One of the problems we face in understanding Paul, his text, and the communities he preached to, is that we layer our sensibilities, based on our experience, over what Paul was trying to say. For instance, a little study of the economic realities and relationships of Paul’s day would help us understand that when Paul spoke of slaves he was not referring to a slavery of horrors as was lived in America. There were different forms of slavery in that time, and in certain instances it was no more than an economic relationship between a worker and boss. More important than the form of slavery was how Christians were to treat each other.

Paul’s message was always countercultural. Slaves and masters were to treat each other differently because they had to live a new life in Christ. Both the slave/worker and master/employer were to act in accordance with their new life in Christ.

Today, Paul speaks of subordination and love. These are not to be mutually exclusive things, but in fact a unified whole. Wives and husbands, as with masters and slaves, are to live differently because of Jesus. The complete subordination, an emptying of oneself for the other, is key to life in Jesus. Give up to each other, don’t give in to evil.

This self-subordination, self-sacrificial love, is to mark the lives of Christ followers. Today’s Gospel clearly illustrates that. Many of Jesus’ disciples who were listening said, “This saying is hard; who can accept it?”

Exactly! Say what? Self-sacrifice, subordination, handing over one’s life to the community of faith offends modern sensibility. Let’s show today how wrong it is.

accc

Our Holy Church sets the month of June aside and encourages the faithful to pray for the clergy of our Holy Church and for an increase of vocations. We also remember those who spent their lives serving God and His people, being now retired and in need of our financial support.

The life of service within the Church is not without its occasional difficulties, but instead of focusing on temporary and occasional drawbacks, men who respond to Jesus’ call are strong, determined, brave, and faithful.

Are you ready to respond to God’s call, do you feel the support of family, friends, and a community praying for you? Now is the time to explore the possibilities of a life in the ministry of the Church. Whether you are married or single, a recent graduate, or on your second or third career, the Church encourages you to “Come and See”.

To find out more about vocations to the diaconate and the priesthood, please contact the Savonarola Theological Seminary of the Polish National Catholic Church, 1031 Cedar Ave, Scranton, PA 18505. School, (570) 961-9288, Office, (570) 343-0100.

Are You Observing Lent in Schenectady?

If you are, come and join with us and we can increase our Lenten prayer, sacrifice, fasting, charity, and forgiveness together.

ash_wednesdayThe season of Lent begins with Ash Wednesday, March 5th with our Service of Worship at 7:30pm at which ashes will be blessed and distributed. On this day we consciously receive ashes on our heads to symbolize penitence, humility and mortality.

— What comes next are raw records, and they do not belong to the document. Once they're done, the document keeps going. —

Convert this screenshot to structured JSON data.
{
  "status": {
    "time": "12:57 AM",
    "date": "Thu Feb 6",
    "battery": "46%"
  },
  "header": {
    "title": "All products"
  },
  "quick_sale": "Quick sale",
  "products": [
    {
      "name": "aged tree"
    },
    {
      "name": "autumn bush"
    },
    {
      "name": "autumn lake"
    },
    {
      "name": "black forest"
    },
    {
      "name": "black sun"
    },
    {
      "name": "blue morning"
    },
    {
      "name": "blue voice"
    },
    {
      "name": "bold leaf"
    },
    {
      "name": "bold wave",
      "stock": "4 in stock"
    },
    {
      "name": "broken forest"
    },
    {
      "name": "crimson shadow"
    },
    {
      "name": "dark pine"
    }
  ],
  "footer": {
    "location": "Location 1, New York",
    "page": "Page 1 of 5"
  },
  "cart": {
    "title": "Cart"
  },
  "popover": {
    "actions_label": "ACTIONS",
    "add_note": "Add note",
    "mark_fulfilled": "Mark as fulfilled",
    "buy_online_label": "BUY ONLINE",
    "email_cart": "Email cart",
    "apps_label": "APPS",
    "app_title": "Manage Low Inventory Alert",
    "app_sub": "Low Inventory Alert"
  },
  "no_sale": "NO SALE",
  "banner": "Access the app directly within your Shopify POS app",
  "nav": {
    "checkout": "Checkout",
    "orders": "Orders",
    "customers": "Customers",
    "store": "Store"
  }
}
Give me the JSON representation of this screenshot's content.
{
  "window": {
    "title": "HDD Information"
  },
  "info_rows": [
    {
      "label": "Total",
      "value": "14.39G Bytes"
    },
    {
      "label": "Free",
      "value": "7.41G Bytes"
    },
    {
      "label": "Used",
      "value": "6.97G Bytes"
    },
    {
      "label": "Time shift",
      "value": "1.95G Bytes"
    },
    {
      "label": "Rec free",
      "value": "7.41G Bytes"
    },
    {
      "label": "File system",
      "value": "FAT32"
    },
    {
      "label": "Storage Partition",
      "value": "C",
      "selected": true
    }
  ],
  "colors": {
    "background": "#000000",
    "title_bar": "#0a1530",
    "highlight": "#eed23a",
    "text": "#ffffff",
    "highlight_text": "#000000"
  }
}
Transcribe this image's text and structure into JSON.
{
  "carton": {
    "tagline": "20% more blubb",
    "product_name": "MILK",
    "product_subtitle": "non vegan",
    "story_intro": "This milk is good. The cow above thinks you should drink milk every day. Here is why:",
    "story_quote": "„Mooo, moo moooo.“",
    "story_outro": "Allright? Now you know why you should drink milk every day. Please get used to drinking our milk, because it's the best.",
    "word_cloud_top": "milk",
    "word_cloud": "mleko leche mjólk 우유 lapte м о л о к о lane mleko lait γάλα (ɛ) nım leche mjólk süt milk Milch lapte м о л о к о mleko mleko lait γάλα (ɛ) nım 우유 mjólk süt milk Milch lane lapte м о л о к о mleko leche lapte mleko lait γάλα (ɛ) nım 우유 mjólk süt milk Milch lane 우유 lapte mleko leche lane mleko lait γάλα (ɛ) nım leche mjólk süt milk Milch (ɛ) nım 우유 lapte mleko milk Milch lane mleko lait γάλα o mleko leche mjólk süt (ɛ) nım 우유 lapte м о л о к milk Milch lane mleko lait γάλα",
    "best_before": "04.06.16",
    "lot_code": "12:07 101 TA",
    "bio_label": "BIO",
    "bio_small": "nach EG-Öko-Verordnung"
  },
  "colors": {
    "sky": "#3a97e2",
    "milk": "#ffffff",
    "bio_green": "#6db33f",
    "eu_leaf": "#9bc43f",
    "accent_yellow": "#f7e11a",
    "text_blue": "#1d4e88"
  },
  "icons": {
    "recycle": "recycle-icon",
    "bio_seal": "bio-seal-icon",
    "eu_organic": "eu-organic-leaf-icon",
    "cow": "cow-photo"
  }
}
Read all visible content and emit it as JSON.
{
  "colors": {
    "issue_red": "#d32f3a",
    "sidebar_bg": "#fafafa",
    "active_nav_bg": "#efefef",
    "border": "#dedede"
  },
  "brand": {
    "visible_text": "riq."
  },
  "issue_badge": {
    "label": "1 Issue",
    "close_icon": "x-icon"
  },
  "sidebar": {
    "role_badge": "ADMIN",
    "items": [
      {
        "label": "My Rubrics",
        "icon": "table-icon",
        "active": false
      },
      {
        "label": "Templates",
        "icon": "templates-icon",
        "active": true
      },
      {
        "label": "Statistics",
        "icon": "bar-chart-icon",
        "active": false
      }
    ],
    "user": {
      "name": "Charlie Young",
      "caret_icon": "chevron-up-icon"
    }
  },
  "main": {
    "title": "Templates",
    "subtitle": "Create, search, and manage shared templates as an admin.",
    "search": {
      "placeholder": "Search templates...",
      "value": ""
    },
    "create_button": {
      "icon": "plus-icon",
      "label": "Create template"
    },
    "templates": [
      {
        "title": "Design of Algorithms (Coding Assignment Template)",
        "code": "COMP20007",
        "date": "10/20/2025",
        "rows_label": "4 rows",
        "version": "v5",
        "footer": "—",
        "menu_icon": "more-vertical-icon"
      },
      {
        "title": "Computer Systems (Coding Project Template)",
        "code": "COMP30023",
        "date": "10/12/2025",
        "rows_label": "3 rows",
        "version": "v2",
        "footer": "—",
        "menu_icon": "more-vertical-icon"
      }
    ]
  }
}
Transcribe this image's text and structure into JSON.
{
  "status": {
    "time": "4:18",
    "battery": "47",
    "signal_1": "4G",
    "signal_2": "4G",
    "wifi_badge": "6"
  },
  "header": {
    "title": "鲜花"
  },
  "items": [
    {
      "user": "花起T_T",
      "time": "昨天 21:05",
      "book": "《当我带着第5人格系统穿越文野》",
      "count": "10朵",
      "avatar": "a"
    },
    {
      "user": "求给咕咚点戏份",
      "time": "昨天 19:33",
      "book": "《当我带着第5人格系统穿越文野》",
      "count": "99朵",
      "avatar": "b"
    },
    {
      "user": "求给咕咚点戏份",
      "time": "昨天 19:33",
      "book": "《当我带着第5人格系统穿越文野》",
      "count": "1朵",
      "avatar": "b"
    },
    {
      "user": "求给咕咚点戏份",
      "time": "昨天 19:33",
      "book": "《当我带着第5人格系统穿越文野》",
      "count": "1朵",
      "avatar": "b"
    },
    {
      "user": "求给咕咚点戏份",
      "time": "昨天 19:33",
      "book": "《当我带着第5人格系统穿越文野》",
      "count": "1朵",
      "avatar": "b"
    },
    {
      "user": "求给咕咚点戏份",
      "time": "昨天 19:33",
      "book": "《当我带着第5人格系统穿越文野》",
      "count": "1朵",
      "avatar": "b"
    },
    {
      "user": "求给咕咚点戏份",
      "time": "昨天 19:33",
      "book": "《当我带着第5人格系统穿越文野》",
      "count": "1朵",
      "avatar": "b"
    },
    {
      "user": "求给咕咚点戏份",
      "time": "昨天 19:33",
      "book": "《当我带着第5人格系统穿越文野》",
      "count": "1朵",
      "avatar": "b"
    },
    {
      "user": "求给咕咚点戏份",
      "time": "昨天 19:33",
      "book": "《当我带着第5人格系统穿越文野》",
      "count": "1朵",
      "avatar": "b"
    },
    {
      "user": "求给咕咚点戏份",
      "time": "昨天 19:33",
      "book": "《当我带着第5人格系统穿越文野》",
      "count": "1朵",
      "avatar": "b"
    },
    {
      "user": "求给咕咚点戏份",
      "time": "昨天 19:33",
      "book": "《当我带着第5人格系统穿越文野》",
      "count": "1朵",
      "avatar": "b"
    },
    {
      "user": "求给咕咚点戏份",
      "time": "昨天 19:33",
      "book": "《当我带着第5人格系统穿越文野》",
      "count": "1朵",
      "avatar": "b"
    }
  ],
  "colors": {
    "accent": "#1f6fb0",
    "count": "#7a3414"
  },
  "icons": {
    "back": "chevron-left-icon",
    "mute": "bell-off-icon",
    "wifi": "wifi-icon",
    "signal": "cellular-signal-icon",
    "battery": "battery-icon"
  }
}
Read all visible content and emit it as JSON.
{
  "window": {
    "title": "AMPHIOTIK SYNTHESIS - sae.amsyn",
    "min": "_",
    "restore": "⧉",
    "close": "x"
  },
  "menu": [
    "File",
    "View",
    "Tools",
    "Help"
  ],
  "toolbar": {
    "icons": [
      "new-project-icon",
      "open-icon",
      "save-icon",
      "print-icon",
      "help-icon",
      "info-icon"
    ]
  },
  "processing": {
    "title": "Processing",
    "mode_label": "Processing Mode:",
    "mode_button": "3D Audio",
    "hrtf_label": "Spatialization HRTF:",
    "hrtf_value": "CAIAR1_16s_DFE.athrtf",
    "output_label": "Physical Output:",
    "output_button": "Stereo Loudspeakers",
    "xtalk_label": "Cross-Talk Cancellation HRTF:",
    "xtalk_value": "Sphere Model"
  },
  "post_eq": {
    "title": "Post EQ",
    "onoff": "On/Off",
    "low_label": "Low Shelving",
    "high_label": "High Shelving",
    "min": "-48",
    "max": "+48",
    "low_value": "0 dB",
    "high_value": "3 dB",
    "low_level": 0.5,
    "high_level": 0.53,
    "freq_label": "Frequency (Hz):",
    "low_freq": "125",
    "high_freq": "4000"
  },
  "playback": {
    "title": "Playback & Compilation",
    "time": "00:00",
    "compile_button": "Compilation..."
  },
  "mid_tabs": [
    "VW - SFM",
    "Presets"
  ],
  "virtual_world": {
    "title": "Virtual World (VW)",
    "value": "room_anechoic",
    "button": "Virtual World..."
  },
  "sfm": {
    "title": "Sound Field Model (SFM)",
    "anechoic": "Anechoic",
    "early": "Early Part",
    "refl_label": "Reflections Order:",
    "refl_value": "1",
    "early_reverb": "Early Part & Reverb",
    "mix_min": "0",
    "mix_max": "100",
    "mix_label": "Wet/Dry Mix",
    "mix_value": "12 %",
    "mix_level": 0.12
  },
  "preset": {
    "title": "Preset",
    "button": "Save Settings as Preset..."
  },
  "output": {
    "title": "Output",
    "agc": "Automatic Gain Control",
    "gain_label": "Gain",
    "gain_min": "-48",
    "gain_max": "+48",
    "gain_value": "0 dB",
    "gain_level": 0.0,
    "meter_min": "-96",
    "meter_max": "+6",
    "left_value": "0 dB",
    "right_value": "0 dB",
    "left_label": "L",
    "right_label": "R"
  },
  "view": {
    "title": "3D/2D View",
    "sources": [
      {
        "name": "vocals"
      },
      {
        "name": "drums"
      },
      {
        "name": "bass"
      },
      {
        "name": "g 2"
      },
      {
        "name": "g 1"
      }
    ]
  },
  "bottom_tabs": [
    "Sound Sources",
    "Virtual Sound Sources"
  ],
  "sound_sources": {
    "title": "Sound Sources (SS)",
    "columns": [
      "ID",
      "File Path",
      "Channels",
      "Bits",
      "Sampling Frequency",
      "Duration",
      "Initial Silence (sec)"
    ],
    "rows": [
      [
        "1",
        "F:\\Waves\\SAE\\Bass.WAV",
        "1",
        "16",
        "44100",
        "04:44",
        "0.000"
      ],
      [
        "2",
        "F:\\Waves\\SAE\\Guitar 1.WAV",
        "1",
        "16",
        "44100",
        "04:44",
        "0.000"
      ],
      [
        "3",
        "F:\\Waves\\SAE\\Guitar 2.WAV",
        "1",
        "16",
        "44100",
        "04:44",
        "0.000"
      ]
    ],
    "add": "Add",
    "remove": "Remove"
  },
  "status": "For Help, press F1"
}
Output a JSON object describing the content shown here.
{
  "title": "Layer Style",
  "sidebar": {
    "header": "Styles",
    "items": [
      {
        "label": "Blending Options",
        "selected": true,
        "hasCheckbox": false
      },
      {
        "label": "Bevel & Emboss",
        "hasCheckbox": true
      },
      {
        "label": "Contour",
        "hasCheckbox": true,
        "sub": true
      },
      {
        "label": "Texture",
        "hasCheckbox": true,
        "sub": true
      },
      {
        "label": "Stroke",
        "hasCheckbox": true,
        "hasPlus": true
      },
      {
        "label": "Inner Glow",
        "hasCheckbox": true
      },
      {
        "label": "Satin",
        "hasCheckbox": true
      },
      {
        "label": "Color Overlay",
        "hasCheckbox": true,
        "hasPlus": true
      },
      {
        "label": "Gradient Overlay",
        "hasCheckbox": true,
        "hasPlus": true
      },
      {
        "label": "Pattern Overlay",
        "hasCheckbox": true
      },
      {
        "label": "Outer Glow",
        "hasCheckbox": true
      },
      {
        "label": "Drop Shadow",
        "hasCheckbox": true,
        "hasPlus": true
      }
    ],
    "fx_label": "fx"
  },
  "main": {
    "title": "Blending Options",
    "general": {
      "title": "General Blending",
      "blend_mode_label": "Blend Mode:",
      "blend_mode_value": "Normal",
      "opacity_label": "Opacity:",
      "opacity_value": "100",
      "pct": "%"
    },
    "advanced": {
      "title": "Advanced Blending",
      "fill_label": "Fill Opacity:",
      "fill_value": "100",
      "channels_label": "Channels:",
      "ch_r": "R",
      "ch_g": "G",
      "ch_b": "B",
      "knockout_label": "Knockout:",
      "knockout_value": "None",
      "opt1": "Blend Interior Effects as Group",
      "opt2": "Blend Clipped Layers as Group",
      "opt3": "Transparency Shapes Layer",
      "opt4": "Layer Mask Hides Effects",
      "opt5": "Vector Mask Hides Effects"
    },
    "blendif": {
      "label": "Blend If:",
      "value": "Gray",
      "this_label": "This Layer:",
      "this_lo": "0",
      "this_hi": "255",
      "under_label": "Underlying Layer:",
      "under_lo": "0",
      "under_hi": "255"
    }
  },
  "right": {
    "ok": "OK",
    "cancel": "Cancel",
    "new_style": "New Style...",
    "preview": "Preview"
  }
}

The powerful reminder in these ashes calls us into a Lent filled with sacred opportunities to return to a right relationship with Jesus.

We offer the Lenten Devotion of Stations of the Cross every Friday at 7:30pm – a great opportunity to add to your prayer life this Lent.

During Lent our Directed Giving program helps us to focus on sacrifice and charity as we gather food for those in need locally. Bring canned and dry goods each Sunday as an offering for those in need.

We also fast and abstain from meat every Wednesday and Friday in Lent and from Holy Wednesday through Holy Saturday. This practice helps us to remember Jesus’ sacrifice every time we sit down to eat a meal. By this small sacrifice we train with the easy stuff (but it seems so hard) so we can better fight the really tough things that try to draw us away from Jesus.

We hope and pray that you will join with us as we use these 40 very special days to the greatest possible good.